At 8:33pm on Saturday, July 24, 2004, Richard John Pata died with his wife on his left side, and his youngest son on his right. The moments before someone dies is truly… I don't even know how to finish that. The doctor told us what would happen, and for my own reasons, I will not share what took place. Part of me wishes I could erase those thirty seconds or so leading up to my dad's death, as I never want to experience anything like that again. That was easily the most agonizing moment of my life. For weeks, I would close my eyes and relive it all again, which led to a duration of little-to-no sleep. I was too afraid to close my eyes and have to be in that moment again. Thankfully, I was able to focus on the good, not the bad, and overcome it all. Those memories have not left my head, though. Somewhere in my mind, they sit, a moment away from torturing me again.
My dad was a pretty odd character. There are a lot of people in my life that never had the chance to meet my father, which bums me out. I wish people that are close to me now could see what my dad was like, as I know they would enjoy his company. He was the kind of person who would tell a joke to a crowd and be the only person laughing at the punchline. He would cook spaghetti every single night of the week, or at least every time Sam Warnke ate over. He would steal some of my ska records and I'd walk in on him trying to skank. He would be oblivious to people talking to him as he was deaf in one ear, yet sit there with the biggest shit-eating grin, leading you to believe he was purposely not responding to you. However, more importantly, he was the kind of person that just wanted to make others laugh, never took life too seriously, and had an incredibly tough, challenging, and trying 53 years of life, yet nothing could take his smile away.
I am grateful for the 20 years I spent with my dad. Do I wish I had more? Of course. However, that's not possible. What is possible, though, is remembering and celebrating the life of a man who would tease me as a teenager, over and over, saying, "You're going to be just like me when you get older." I hated that, it was something I feared. Well, in my "adult" years, I have begun to notice that the jerk was right, I am kind of like him. And you know what, I am okay with that.
I love you, dad. I know that's something we never really said to each other much when we had the chance, and that's something I kick myself for. So, I say it to you now, and everyday - I love you. Thanks for all you've given me, and I know it took some time, but thank you for embracing the person I am. I wouldn't be this person without you and everything we've been through.

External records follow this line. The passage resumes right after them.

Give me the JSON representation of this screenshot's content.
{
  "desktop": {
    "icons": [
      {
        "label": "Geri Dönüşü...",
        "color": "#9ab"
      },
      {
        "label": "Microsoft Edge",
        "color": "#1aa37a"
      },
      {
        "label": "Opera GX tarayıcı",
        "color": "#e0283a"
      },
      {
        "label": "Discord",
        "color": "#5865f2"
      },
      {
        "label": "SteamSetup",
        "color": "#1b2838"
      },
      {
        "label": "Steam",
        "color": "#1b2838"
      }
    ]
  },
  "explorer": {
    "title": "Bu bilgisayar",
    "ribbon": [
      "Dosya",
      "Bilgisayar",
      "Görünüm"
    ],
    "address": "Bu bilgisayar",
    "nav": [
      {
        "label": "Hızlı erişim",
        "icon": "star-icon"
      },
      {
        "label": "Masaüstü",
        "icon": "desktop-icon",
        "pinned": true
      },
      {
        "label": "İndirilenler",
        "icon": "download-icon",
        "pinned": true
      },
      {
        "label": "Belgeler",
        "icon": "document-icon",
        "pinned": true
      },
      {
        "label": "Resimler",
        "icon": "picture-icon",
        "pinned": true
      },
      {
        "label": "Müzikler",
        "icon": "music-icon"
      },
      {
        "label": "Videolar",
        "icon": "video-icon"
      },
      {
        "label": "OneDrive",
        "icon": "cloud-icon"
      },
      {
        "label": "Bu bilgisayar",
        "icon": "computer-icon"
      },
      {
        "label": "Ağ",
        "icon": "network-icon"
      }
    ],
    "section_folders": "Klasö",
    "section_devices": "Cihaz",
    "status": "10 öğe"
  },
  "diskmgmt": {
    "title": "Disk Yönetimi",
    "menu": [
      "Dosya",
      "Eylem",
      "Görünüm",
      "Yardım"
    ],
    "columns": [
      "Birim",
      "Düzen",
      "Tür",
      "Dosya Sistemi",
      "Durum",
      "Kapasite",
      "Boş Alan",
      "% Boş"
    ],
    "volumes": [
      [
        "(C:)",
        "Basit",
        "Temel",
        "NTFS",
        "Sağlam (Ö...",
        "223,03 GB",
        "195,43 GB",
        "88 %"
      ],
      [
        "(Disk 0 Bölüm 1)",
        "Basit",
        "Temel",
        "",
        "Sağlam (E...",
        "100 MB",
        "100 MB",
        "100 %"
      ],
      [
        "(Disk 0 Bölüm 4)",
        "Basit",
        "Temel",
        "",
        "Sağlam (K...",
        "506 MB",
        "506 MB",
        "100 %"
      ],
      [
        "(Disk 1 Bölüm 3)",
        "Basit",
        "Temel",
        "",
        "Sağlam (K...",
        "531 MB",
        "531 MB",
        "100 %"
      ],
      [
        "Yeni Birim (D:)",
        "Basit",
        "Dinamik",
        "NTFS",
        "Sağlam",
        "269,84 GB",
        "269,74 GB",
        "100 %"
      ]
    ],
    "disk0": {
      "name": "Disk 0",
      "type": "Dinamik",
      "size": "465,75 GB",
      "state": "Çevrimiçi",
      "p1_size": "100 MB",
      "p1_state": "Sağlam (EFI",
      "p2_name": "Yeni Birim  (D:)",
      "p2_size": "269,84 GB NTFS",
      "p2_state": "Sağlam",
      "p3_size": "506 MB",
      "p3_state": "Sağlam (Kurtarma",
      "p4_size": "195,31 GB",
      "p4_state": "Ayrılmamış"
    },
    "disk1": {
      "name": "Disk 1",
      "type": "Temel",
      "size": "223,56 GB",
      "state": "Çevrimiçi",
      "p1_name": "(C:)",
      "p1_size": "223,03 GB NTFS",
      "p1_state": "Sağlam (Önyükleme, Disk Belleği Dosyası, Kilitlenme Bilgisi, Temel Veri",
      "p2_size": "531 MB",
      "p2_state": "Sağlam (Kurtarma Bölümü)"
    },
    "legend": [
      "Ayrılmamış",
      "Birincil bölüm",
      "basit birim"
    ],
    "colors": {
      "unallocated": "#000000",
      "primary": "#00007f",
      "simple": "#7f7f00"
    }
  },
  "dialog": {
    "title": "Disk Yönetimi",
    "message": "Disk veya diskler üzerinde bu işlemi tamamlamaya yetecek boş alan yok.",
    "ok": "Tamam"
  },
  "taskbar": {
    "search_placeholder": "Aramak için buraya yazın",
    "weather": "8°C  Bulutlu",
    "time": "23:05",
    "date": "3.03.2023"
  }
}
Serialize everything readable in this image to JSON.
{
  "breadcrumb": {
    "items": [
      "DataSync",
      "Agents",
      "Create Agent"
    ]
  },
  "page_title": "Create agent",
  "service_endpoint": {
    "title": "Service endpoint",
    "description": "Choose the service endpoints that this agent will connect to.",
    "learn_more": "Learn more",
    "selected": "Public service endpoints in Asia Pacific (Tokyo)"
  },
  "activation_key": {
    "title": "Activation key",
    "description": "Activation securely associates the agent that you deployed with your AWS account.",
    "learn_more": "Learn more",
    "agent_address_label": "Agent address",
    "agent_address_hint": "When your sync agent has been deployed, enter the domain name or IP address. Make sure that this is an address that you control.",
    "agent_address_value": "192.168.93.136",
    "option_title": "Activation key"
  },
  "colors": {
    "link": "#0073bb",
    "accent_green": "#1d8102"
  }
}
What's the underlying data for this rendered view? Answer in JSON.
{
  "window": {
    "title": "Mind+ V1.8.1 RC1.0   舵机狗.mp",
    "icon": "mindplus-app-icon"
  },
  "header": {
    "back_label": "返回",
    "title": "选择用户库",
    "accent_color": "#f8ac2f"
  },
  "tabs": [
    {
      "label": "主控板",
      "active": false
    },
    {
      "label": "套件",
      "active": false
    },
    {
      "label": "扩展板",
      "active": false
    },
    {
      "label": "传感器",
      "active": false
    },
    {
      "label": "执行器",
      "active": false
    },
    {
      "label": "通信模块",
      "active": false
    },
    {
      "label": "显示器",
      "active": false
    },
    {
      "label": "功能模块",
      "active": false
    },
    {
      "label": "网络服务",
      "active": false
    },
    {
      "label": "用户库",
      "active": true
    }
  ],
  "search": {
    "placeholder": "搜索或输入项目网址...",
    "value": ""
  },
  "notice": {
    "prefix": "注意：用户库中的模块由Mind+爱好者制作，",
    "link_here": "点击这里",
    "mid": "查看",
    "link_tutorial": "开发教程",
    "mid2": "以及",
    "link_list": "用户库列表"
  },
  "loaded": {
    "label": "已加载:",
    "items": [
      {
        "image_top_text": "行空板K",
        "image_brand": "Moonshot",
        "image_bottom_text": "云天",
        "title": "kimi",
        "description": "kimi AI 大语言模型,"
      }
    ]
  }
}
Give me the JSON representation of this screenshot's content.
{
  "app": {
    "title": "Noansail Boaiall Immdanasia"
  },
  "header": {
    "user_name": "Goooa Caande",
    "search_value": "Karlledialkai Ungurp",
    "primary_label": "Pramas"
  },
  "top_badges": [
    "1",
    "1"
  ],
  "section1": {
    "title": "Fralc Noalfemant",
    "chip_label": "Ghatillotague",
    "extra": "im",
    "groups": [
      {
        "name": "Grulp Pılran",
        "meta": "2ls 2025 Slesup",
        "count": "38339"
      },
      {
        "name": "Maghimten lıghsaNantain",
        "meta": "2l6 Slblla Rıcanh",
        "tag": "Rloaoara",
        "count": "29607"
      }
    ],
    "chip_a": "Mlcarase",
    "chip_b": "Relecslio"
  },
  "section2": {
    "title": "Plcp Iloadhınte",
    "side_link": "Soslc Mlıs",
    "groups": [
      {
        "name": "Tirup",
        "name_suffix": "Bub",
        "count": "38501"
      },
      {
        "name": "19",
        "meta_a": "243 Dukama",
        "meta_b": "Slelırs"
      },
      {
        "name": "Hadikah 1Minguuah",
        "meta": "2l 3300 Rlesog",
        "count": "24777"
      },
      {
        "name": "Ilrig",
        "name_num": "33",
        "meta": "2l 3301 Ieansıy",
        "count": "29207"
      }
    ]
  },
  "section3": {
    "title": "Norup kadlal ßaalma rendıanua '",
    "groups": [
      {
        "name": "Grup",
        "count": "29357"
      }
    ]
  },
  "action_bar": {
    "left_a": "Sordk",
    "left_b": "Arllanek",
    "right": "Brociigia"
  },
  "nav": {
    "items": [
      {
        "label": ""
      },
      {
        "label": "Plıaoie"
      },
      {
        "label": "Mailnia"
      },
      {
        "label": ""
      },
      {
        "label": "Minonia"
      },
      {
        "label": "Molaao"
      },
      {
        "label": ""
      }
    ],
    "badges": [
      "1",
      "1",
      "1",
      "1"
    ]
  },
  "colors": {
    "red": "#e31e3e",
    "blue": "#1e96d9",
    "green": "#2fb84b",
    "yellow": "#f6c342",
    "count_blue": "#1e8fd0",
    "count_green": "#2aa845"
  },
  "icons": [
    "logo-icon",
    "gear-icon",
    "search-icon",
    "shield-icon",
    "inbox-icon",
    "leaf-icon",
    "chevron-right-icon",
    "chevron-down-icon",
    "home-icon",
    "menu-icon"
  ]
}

Lastly, thank you for teaching me the oh-so-important life lesson of what blue balls are when you drove me to school one morning during my sophomore year of high school.
This one's for you, dad.
|A father and his chubby son.|